When I came here, the sun was still shining at 10:00 pm, which surprised and impressed me.
I can just manage to use Mongolian for shopping and other basic stuff, which is a bit frustrating. I am also studying French, hoping that someday I will work in a French-speaking country in Africa. Mongolian is more difficult for me.
Q. So you are already planning life after Mongolia?
Since life is short, I would like to do everything I want to do. I have a rough plan until I am 90 years old in good health and mentally alert (laugh). I am interested in any kind of learning.
Q. In addition to mastering several languages, what else do you want to do?
Cooking, writing and illustrating picture books, playing music, dancing, opening an organic restaurant. I am also interested in learning Khoomii (Mongolian traditional singing method). Everything I find interesting (laugh).
Q. What are you currently into?
I would say writing my blog. The main concept is “leaning”, and the themes vary from cooking, movies, music, education to hip hop, and there are 30 themes. After work , I study languages, and sometimes write my blog. “mdhiro.com” is my address, so please take a look. I write in 3 languagesーJapanese, Spanish and English. I have a lot to improve.

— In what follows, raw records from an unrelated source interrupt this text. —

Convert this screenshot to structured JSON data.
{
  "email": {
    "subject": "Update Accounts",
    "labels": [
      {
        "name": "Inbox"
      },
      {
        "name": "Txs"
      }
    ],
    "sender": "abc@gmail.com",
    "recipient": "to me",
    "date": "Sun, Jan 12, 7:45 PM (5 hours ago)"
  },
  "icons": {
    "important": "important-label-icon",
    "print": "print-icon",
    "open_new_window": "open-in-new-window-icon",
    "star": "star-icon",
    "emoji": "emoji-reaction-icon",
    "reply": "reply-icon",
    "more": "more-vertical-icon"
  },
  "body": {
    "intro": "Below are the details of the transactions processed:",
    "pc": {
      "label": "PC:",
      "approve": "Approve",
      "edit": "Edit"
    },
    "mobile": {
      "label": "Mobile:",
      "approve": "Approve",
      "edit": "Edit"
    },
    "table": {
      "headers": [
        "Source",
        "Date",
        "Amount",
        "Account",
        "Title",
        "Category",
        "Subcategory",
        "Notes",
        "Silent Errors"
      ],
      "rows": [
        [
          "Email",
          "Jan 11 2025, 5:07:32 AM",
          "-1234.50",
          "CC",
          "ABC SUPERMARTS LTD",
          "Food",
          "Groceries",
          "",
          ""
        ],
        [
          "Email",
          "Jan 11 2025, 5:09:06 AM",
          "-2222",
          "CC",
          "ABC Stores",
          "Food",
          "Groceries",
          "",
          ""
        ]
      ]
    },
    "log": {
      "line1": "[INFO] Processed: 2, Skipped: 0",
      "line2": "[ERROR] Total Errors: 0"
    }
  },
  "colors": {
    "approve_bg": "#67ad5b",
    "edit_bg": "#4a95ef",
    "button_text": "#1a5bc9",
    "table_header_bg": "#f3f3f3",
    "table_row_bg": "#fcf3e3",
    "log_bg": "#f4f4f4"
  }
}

Wherever and whatever I will be doing, I’d like to continue to work for children in some way, since I can learn many things from them and I just like them.
* It is quite rare to find someone as active as him. He is full of energy and without hesitation. To have a better picture of how he works, we interviewed the office director:
He is a curious person and likes to challenge himself. With responsibility, he tries to go beyond expectation. He speaks English and Spanish fluently, and tries to use Mongolian with others. He can dance very well, and gets attention every where he goes. He also is conscious about what he eats and his health, and brings his lunch everyday. I can see that he cares about children by the kind way he treats them.
In the future, Mr. Okamoto will fly away from Mongolia to other parts of the world. We believe he is capable of doing so.
(I hope so too, so I have to do my best!)